Right sided hemiparesis
(Stroke on the left side of the brain)
After a stroke in the left hemisphere, the patient is paralyzed on the right side of the body and vice versa. Paralysis is not always the case.
The speech and language center is located in the right hemisphere in left-handers.
Hemiparesis and hemiplegia
Hemiparesis refers to one-sided ('hemi') weakness ('paresis') The words 'hemiparesis' and 'hemiplegia' are used next to each other in practice.
In fact, 'plegia' means complete paralysis and 'paresis' means partial paralysis;
On one side of the body both arm and leg and face can be affected. It may also be that only the arm is affected, or only the leg or facial muscles. Hemiparesis affects roughly 80 percent of stroke survivors, causing weakness or the inability to move one side of the body.
Symptoms after a stroke in the left
Remember: One person with a stroke in this hemisphere may have one or two of these symptoms, the other has multiple.

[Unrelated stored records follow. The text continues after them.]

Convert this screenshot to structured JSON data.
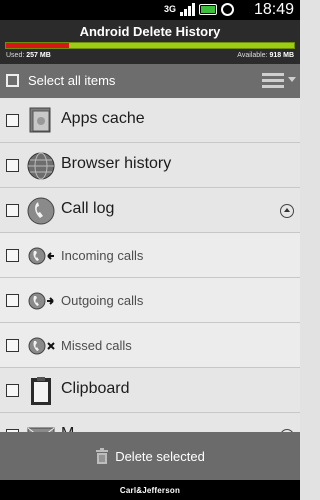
{
  "status_bar": {
    "network": "3G",
    "time": "18:49",
    "icons": [
      "signal-icon",
      "battery-icon",
      "alarm-icon"
    ]
  },
  "header": {
    "title": "Android Delete History",
    "used_label": "Used:",
    "used_value": "257 MB",
    "available_label": "Available:",
    "available_value": "918 MB",
    "storage_used_fraction": 0.219
  },
  "select_all": {
    "label": "Select all items"
  },
  "items": [
    {
      "label": "Apps cache",
      "icon": "apps-cache-icon"
    },
    {
      "label": "Browser history",
      "icon": "globe-icon"
    },
    {
      "label": "Call log",
      "icon": "phone-icon",
      "expanded": true
    },
    {
      "label": "Incoming calls",
      "icon": "incoming-call-icon"
    },
    {
      "label": "Outgoing calls",
      "icon": "outgoing-call-icon"
    },
    {
      "label": "Missed calls",
      "icon": "missed-call-icon"
    },
    {
      "label": "Clipboard",
      "icon": "clipboard-icon"
    },
    {
      "label": "M",
      "icon": "mail-icon"
    }
  ],
  "footer": {
    "delete_label": "Delete selected"
  },
  "brand": "Carl&Jefferson",
  "colors": {
    "used": "#d81818",
    "available": "#9ccc14",
    "header_bg": "#2b2b2b",
    "footer_bg": "#6b6b6b"
  }
}
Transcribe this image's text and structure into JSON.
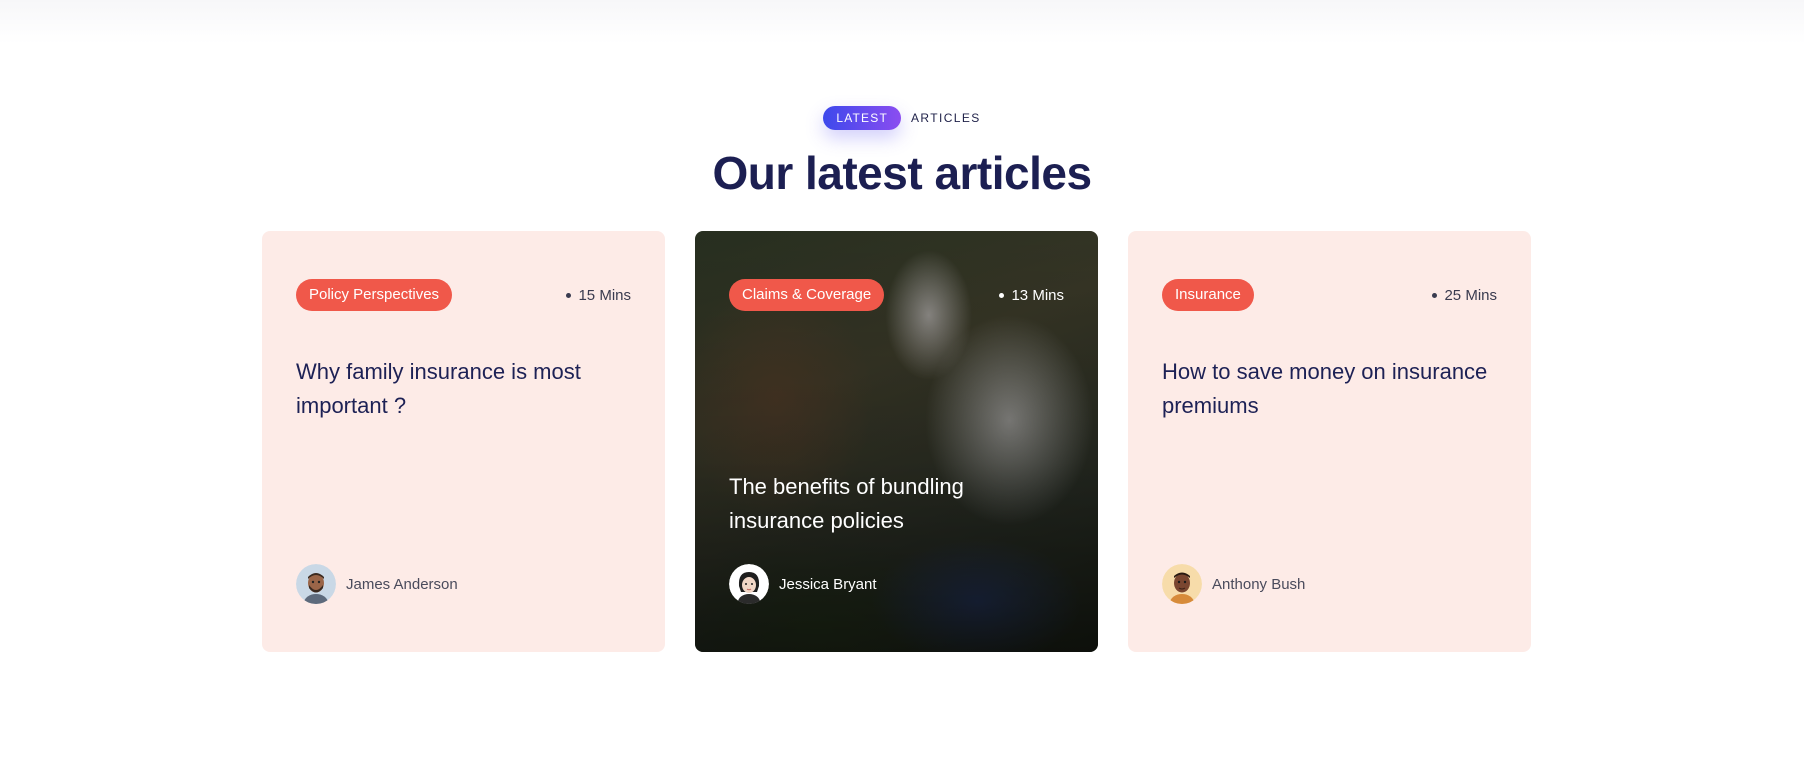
{
  "section": {
    "eyebrow_pill": "LATEST",
    "eyebrow_text": "ARTICLES",
    "heading": "Our latest articles"
  },
  "cards": [
    {
      "tag": "Policy Perspectives",
      "read_time": "15 Mins",
      "title": "Why family insurance is most important ?",
      "author": "James Anderson",
      "background": "#fdebe7"
    },
    {
      "tag": "Claims & Coverage",
      "read_time": "13 Mins",
      "title": "The benefits of bundling insurance policies",
      "author": "Jessica Bryant",
      "background": "photo"
    },
    {
      "tag": "Insurance",
      "read_time": "25 Mins",
      "title": "How to save money on insurance premiums",
      "author": "Anthony Bush",
      "background": "#fdebe7"
    }
  ],
  "colors": {
    "heading": "#1c1f52",
    "tag": "#f0584a",
    "card_bg": "#fdebe7",
    "pill_start": "#3d49ec",
    "pill_end": "#8b4df0"
  }
}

Roughly speaking:
- disorders, paralysis or sensory disturbances on the right side of the body
- vision on the right side of both eyes may have decreased (hemianopia)

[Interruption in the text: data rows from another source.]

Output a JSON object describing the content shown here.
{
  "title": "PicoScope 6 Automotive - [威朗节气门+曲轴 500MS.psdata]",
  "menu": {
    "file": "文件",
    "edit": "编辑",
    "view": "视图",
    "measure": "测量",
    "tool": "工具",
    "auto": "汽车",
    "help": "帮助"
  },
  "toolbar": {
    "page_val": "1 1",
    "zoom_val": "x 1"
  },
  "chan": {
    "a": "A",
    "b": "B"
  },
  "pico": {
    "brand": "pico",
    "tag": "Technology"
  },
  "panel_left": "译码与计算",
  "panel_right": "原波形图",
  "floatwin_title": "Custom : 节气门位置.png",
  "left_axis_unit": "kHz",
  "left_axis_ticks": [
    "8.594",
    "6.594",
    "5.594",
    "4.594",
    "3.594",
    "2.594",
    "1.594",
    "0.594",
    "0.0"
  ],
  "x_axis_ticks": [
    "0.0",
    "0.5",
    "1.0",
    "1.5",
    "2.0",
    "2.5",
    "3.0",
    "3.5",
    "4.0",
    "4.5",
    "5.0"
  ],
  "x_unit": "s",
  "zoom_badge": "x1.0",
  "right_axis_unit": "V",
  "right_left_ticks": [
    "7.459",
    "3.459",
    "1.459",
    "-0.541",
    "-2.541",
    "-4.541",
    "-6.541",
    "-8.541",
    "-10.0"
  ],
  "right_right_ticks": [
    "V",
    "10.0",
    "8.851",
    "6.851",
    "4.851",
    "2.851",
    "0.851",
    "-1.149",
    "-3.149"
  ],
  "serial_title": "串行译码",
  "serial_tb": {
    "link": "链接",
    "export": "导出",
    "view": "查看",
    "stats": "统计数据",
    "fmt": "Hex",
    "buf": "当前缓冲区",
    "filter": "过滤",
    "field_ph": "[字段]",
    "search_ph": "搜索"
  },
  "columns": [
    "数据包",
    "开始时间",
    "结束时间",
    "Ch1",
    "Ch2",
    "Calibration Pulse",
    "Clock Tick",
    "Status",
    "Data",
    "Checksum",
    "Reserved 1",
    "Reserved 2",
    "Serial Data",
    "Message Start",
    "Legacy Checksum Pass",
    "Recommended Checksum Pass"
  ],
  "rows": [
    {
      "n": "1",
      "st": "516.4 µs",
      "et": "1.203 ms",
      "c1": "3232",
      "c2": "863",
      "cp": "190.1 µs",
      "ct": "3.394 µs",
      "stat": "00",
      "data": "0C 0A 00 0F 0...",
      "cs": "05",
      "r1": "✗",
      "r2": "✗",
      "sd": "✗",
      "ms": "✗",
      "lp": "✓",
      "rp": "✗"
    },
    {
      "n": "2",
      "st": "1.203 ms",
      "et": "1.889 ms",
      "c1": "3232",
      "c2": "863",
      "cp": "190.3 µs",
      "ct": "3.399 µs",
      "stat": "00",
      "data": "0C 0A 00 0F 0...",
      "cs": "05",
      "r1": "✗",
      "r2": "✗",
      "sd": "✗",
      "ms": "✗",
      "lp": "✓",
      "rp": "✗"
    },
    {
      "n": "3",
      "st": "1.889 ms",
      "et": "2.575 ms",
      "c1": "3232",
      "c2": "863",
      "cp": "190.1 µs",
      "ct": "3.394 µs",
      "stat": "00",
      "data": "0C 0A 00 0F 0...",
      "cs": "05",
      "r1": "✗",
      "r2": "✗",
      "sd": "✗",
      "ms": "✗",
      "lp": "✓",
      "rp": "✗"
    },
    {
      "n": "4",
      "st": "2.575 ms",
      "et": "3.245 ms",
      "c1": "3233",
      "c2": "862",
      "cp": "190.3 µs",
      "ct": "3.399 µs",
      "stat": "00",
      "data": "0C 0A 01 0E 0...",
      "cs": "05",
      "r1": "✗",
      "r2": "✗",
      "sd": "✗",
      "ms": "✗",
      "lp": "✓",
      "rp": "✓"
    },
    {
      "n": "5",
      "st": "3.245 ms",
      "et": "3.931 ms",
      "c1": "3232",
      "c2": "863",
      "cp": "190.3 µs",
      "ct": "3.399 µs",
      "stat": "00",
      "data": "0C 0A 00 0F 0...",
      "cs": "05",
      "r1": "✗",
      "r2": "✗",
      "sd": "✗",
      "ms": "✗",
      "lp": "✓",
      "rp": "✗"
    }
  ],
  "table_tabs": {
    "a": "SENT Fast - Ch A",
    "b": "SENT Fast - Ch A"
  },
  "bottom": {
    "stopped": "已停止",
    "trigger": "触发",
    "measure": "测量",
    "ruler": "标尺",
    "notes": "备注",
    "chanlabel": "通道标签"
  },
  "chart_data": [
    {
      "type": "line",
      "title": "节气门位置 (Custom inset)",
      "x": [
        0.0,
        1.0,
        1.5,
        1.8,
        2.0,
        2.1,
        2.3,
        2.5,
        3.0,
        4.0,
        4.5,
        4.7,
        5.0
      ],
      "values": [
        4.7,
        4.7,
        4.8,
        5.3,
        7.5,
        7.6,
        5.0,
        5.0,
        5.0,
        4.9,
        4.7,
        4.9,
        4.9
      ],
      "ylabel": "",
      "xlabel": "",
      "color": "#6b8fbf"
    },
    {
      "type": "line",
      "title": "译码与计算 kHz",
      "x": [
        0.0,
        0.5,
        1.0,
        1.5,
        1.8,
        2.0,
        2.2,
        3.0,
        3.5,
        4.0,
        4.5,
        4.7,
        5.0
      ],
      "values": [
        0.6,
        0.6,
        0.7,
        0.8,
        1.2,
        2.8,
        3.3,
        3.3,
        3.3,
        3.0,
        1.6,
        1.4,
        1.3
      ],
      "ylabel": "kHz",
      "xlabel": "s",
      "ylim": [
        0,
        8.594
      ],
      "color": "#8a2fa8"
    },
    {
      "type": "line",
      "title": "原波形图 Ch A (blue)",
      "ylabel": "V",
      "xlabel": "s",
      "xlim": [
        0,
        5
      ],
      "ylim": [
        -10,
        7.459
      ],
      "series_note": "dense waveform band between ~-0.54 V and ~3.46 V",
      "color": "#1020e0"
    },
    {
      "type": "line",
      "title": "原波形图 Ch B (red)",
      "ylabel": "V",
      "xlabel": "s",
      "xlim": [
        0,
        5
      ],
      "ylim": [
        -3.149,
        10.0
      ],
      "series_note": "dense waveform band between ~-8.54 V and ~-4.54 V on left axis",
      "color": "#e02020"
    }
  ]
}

- speech and language problems (aphasia)
- problems with object recognition (agnosia)
- problems with daily activities, routines which formerly went well (apraxia)

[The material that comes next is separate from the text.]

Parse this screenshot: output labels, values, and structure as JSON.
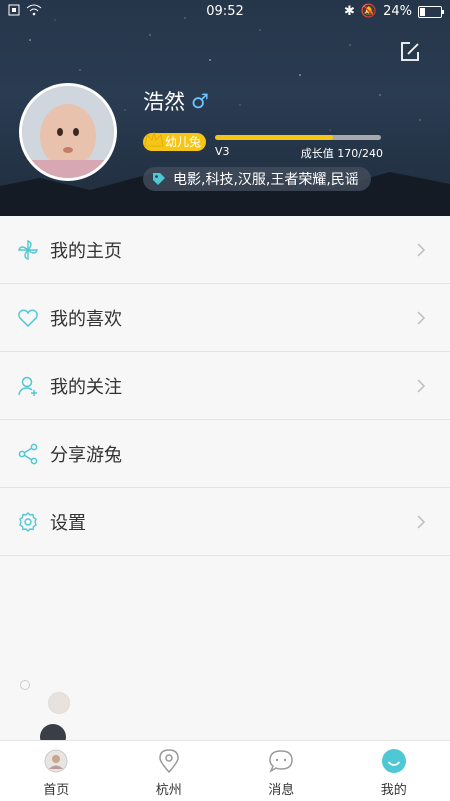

- memory for verbal (spoken) things
- decreased analytical skills
- problems with chronology (in order of time, cause and effect)
- reduced timing and speed skills
- left and right confusion
- difficulty in dealing with numbers, understanding numbers and money
- shows some insecure, anxious and withdrawn behavior
- risk of depression
- Chance of changing moods, easily overwhelmed by emotions
Scientists are still discovering more functions that were previously roughly attributed to the 'other' brain hemisphere. The brains work as a whole. The hemispheres are divided into lobes again.
Learn more about particular damage in these areas: